- The High Dose Flu Vaccine and the Adjuvanted Flu Vaccine. The high dose, brand name Fluzone High-Dose contains four times the antigen (the inactivated virus that promotes the immune response within our bodies). The higher ratio of antigens increases the body’s production of antibodies to protect against the virus should it encounter it. Studies show that it boosts immunity for individuals 65 and over by about 24% compared to the regular flu vaccine.
- The adjuvanted flu vaccine, brand name Fluad Quadrivalent, is made with an additive, MF59 adjuvant, that helps our bodies create a stronger immune response.
Pneumonia vaccine: This vaccine is given to protect against pneumococcal diseases, such as pneumonia, meningitis, and bloodstream infections. The US office of Health and Human Services recommends that your health care provider guide you to what is right for you.
- Pneumococcal pneumonia is an example of a serious complication related to the flu https://www.cdc.gov/flu/symptoms/symptoms.htm that can cause death.
- Vaccines for pneumococcal diseases can be administered at the same time as your flu vaccine.
Shingles vaccine: You may have gotten a shingles vaccine shortly after turning 50. If you haven’t yet, then add this one to your list.
- The CDC recommends two doses of the shingles vaccine, brand name Shingrix spaced two (2) to six (6) months apart.
- The shingles vaccine is the only way to protect against shingles and postherpetic neuralgia (PHN) the common complication caused by shingles.
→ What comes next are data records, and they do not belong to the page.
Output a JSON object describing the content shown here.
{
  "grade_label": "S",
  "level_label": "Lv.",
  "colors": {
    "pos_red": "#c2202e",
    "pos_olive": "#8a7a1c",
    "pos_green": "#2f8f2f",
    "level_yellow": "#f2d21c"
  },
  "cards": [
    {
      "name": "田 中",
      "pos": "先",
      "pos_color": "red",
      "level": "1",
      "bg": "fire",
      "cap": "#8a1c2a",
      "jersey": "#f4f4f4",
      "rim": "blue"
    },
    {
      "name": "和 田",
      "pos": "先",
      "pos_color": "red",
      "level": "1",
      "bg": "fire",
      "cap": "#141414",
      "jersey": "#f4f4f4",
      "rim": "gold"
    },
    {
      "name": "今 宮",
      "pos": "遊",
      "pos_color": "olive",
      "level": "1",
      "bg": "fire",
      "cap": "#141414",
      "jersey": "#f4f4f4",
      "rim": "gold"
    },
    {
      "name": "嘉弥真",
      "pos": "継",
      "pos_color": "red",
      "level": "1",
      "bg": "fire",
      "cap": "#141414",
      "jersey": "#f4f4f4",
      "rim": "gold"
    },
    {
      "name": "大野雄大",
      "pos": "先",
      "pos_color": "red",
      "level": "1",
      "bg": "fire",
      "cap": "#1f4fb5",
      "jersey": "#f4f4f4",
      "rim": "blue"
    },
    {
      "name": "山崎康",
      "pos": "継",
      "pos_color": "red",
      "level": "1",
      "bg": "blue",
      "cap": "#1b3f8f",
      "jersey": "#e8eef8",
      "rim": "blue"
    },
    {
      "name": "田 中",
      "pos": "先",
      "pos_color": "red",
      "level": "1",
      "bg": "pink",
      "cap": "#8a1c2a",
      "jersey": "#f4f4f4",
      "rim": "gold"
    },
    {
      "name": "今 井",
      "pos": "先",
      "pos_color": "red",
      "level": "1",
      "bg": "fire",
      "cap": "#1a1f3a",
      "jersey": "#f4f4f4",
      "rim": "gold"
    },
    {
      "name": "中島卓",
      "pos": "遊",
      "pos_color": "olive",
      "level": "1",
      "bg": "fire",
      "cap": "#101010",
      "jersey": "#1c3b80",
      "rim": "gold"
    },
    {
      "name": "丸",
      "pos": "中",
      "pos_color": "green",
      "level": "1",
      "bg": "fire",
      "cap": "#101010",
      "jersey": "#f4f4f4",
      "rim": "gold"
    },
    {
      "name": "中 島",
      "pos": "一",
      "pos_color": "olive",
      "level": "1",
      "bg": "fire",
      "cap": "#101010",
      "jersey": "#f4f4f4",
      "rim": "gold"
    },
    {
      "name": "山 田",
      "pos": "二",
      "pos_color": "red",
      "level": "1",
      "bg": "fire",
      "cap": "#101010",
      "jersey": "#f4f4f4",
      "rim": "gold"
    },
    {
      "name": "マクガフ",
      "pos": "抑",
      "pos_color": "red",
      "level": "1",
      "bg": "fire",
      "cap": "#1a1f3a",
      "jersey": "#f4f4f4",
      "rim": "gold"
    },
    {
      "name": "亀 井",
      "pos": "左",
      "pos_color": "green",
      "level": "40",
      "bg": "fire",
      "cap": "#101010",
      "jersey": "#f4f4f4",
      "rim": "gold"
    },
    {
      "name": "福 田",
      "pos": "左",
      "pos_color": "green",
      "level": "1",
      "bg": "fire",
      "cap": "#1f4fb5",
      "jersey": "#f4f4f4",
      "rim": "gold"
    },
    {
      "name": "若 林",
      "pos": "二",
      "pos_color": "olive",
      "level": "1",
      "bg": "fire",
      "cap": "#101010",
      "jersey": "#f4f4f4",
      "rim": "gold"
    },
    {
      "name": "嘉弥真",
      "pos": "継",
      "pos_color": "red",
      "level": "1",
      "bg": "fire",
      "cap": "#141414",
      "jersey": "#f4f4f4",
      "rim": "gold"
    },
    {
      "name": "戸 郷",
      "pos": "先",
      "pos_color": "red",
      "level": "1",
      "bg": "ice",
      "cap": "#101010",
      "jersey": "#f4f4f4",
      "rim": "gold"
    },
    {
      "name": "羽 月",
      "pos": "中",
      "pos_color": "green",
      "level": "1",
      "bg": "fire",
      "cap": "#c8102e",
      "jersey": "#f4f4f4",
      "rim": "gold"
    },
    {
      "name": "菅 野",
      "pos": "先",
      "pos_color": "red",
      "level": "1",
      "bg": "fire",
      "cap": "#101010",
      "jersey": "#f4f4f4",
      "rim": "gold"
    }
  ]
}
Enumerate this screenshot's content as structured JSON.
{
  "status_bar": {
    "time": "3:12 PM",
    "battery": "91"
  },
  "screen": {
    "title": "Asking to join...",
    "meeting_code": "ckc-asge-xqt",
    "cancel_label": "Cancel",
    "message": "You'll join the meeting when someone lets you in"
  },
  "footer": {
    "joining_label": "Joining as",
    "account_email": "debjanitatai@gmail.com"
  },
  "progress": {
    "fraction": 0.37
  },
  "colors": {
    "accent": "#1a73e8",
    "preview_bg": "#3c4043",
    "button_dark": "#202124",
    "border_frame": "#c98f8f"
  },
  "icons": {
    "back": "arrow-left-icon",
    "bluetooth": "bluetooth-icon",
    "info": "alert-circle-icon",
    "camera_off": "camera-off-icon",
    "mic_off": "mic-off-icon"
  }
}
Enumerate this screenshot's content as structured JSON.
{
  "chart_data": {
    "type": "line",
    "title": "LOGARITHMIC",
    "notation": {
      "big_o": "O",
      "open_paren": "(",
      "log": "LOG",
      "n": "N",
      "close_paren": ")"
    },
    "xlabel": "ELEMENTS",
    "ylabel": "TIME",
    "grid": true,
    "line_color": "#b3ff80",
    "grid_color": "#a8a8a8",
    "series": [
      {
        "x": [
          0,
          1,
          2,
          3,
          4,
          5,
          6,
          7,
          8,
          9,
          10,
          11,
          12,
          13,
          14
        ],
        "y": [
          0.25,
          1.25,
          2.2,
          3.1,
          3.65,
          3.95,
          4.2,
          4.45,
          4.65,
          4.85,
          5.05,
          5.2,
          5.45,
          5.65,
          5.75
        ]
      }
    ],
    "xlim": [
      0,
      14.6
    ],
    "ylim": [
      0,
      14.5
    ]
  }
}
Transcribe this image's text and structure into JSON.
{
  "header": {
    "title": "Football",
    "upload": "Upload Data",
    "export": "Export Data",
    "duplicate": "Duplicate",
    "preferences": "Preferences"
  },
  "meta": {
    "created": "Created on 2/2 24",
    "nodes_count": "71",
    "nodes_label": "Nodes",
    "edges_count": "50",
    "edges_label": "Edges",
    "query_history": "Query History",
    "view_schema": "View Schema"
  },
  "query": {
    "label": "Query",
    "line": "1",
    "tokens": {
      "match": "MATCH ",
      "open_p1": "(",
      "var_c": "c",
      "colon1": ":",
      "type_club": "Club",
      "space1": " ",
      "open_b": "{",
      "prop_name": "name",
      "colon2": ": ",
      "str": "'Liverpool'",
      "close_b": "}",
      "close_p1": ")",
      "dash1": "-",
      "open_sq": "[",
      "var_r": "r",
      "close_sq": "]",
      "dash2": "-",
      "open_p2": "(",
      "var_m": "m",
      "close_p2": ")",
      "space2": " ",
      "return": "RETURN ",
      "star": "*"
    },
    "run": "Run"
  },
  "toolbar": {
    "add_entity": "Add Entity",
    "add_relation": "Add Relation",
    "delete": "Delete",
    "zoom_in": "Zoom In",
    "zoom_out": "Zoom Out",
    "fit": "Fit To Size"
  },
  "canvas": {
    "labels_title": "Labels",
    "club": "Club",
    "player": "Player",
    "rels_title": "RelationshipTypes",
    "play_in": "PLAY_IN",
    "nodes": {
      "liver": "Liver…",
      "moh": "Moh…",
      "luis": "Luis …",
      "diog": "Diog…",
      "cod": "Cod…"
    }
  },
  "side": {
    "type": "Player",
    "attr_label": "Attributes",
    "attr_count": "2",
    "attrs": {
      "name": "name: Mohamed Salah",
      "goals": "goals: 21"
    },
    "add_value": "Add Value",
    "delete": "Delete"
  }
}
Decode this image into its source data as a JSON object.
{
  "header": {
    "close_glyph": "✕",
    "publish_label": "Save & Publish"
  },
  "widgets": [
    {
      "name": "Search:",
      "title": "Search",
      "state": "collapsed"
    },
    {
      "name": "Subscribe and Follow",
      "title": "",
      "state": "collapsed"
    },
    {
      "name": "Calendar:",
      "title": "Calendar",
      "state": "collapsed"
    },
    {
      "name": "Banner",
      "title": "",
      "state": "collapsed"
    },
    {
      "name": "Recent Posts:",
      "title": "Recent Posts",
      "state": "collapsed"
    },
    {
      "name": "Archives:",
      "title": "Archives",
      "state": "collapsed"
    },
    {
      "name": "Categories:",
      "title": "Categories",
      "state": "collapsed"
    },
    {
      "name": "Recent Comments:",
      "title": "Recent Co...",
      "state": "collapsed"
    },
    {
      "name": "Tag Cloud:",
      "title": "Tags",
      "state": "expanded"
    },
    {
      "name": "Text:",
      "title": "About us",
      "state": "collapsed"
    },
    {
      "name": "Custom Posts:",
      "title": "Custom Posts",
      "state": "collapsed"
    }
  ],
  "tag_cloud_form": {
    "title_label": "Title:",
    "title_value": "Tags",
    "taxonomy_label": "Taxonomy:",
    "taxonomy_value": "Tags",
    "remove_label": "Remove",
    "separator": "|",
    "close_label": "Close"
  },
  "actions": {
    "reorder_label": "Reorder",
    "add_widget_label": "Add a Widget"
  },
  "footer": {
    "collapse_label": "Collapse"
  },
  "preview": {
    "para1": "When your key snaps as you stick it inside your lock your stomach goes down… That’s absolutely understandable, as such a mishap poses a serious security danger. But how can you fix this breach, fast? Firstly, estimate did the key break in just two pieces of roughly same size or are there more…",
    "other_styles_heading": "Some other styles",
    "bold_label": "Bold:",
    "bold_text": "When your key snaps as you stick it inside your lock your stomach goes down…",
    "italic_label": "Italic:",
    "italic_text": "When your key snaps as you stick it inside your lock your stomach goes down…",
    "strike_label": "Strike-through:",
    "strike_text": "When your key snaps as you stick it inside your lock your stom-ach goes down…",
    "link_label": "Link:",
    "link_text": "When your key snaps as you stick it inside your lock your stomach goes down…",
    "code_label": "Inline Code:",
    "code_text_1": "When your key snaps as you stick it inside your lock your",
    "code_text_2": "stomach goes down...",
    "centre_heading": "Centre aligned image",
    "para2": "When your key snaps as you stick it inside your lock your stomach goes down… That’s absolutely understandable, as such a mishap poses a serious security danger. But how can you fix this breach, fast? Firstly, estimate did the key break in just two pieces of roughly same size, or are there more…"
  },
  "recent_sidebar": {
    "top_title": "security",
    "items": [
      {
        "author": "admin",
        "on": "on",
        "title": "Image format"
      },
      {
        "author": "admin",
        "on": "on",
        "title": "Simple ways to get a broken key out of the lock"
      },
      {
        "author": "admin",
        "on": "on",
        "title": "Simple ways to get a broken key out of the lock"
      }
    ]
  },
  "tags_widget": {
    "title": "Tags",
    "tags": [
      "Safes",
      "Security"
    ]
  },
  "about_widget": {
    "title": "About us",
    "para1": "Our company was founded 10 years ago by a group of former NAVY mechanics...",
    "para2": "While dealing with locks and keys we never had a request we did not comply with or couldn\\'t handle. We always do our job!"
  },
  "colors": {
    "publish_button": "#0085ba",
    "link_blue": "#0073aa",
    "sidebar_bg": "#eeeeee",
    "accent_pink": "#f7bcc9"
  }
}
- Do not get the Shingrix vaccine if you currently have shingles, the CDC recommends that you wait until the rash has completely disappeared before receiving the vaccine.
Tetanus, diphtheria, and pertussis (Tdap) vaccine: This combination vaccine protects against diphtheria and pertussis which spread from person to person, and tetanus which enters the body through cuts or wounds.
- The recommended dose is one dose then a booster dose every 10 years.
- If a severe or dirty wound or burn is involved, and it’s been longer than five (5) years of receiving the vaccine, a booster shot should be given.
- Talk with your healthcare provider if the recipient of the vaccine has seizures or another nervous system problem or has ever had Guillain-Barré Syndrome (also called “GBS”)
- Talk with your healthcare provider if the recipient of the vaccine has ever had allergic reactions, severe or life-threatening allergies, or other complications from previous vaccinations.
COVID-19 vaccine: If you are still unvaccinated and you need a compelling reason to get your COVID 19 vaccine – here it is: “Adults 65 years old and older who were fully vaccinated with an mRNA COVID-19 vaccine (Pfizer-BioNTech or Moderna) had a 94% reduction in risk of COVID-19 hospitalizations and vaccination was 64% effective among those who were partially vaccinated (Pfizer-BioNTech or Moderna)” according to the CDC.
- As with the flu, older, unvaccinated adults, because of less effective immune systems, are more likely to be hospitalized or die if they contract COVID-19.
- COVID-19 vaccines are available at no cost.
- CDC does not require U.S. citizenship for individuals to receive a COVID-19 vaccine.
Are these Vaccines Covered by Medicare?
According to the office of The U.S. Health And Human Services:
“Medicare Part B covers vaccines that protect against the flu and pneumococcal disease — and the hepatitis B vaccine if you’re at increased risk for hepatitis B. It also covers vaccines that you might need after an injury (like the tetanus vaccine) or coming into contact with a disease (like the rabies vaccine).
Medicare Part D plans generally cover more vaccines than Part B. But depending on your Medicare Part D plan, you may have out-of-pocket costs for these vaccines. Contact Medicare to find out what’s covered.”
For more information on vaccinations:
- Consult your health care provider.
- Connect with local or state health departments.
- For vaccine package inserts and information visit the Food and Drug Administration (FDA)
- Access the CDC 1-800-232-4636 (1-800-CDC-INFO) or the CDC’s vaccines website.